Along the lines of Justin Raimondo’s article about Jonah Goldberg and the Ledeen Doctrine, one of the most sickening yet, as far as I can tell, unremarked upon bits of hearsay in Bob Woodward’s new book, State of Denial, is about the bloodlust of Henry Kissinger, apparently as relayed to Woodward by former Bush speechwriter Mike Gerson. From page 408:
“Why did you support the Iraq war?” Gerson asked him.
“Because Afghanistan wasn’t enough,” Kissinger answered. In the conflict with radical Islam, he said, they want to humiliate us. “And we need to humiliate them.”
The lesson is fairly obvious, no?
The problem again is collectivism. “We,” “they.” It is irrelevant that the government and people of Iraq were innocent of the crimes of September 11th, and in fact had nothing to do with “radical Islam.” They are “they” to Henry Kissinger, and so now they’re dead – in order to “send a larger message.”
Too bad the Bush regime still hasn’t captured or killed Osama bin Laden or Ayman al-Zawahiri.
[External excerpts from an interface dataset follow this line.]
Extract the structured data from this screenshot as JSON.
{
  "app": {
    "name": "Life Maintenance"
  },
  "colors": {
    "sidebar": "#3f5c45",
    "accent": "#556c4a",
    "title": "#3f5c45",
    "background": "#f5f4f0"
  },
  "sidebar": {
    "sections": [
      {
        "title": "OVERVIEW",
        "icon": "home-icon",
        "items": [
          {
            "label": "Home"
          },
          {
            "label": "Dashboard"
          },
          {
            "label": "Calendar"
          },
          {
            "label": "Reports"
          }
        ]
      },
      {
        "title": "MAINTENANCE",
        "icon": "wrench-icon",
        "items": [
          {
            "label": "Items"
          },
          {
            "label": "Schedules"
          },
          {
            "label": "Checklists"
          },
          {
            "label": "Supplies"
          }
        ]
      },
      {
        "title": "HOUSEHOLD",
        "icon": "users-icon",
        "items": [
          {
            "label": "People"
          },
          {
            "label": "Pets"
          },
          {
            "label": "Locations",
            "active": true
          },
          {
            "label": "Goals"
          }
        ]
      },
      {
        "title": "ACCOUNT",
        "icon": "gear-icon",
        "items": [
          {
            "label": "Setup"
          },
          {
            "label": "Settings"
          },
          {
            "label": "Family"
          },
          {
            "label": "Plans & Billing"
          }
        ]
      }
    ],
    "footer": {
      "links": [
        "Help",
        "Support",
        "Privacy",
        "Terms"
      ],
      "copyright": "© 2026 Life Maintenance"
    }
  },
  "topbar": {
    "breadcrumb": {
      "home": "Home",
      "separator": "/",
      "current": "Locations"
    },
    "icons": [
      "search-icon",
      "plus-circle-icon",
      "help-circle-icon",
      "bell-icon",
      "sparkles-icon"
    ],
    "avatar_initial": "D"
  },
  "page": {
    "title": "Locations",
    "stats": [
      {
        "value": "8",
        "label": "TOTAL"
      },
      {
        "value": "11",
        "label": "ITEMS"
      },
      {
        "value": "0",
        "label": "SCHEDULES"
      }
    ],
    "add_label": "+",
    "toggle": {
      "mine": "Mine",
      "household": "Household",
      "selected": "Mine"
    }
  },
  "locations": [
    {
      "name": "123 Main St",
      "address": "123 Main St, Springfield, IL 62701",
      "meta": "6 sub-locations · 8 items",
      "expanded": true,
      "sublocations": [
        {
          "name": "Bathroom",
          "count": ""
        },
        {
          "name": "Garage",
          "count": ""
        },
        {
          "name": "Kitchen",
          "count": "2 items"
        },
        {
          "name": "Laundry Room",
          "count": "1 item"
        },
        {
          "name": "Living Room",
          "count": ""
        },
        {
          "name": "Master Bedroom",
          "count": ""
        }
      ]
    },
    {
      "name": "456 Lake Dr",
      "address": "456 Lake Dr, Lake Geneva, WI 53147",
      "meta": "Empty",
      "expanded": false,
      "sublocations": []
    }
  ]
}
Instead, last May, Emperor Bush apologized and explained how he wishes he’d never said he wanted bin Laden brought in “dead or alive” for his crimes, since we might have “misinterpreted” his words to mean he was going to hold the actual perpetrators of the attacks responsible, rather than untold numbers of innocent people.